6 Top Reasons Managers Don’t Coach

Your #1 priority as a Manager is to develop your people.  Building a “team of ultimate fighters” isn’t going to happen overnight.  However, by implementing a step by step approach over time, you will have a winning team, and be able to make quicker decisions.  Being a coach is a vital part of your job.  Not only do your employees look to you for direction, they need on-going coaching to understand and measure where they are today, and what steps to take to achieve greatness.

“Effective coaches focus on what they can do now to make what they want to happen in the future happen.” – Jim Stanley

Most managers unfortunately point out every time an employee does something wrong, but don’t give out praise when someone does something correct or good.  The problem with that is employees end up feeling demoralized instead of encouraged.  Also, if a company does not give employees tools to succeed and a road map for success, how realistic is it to expect greatness?
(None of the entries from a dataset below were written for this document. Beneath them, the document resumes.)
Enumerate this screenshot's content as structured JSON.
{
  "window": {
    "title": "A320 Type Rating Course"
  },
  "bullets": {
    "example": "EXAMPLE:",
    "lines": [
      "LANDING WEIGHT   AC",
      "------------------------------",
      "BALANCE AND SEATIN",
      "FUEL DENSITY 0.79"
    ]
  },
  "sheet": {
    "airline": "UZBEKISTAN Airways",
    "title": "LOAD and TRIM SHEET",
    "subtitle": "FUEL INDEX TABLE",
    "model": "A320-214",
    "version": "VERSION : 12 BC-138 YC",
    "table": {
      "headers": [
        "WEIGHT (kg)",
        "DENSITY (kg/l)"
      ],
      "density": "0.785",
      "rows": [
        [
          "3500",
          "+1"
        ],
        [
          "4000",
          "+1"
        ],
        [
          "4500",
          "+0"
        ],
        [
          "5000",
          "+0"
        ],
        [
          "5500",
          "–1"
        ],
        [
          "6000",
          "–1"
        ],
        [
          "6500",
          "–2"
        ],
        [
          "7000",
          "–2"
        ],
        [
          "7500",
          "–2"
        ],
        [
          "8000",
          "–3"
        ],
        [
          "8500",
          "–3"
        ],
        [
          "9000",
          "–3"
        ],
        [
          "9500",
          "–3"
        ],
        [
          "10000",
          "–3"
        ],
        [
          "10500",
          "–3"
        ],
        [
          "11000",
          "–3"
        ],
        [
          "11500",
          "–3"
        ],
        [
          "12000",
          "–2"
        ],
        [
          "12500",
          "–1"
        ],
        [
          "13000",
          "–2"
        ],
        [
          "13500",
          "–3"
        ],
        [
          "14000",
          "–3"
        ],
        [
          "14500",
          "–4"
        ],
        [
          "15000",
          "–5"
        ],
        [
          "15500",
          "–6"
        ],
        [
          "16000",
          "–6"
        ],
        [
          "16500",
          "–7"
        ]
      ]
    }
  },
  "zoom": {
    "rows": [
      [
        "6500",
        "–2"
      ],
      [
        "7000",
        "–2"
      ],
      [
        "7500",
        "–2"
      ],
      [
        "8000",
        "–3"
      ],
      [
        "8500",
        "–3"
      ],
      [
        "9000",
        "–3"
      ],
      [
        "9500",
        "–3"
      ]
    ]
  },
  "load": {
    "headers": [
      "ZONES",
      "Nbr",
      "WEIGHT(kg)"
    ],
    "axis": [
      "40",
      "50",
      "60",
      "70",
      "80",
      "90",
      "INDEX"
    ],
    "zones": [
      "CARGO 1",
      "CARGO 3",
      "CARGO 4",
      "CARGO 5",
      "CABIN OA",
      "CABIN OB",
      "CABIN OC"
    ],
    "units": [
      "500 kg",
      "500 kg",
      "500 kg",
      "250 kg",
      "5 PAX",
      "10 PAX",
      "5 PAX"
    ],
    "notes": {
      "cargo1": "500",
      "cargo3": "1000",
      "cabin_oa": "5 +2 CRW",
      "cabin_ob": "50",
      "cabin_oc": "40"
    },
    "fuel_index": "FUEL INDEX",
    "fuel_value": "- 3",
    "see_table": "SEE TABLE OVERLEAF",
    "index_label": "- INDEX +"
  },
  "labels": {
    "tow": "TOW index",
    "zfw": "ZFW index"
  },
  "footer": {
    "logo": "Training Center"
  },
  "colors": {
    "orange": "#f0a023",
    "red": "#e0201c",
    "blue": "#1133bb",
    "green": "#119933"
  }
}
Why do you think most managers don’t implement “effective coaching?”  Below you will find the typical barriers preventing Managers from coaching:

  • Inappropriate Timing / Poor Time Management
  • Competing Pressures:  Managers have A LOT to juggle
  • Lack of Reinforcement
  • Fear of Coaching
  • Inadequate Models
  • Lack of Follow Through

Even though there may be many excuses on why you don’t take the time.  They are just that – EXCUSES.  You need to make it a priority to coach your people.  The benefits come back to you ten fold.  Great teams are built by having an effective coach.  If you need to have a roadmap and examples of how to do that, attend our Advanced Sales Manager class (in Alliance with Pros Elite Group).  We go over how to be an effective coach, the benefits on why you want to do that.  And we take the time to look in the mirror to see what areas you can work on to raise the bar.  For more information on this class call Tammi Ashburn at 847-975-1348 or tammia@melissawhitakerintl.com .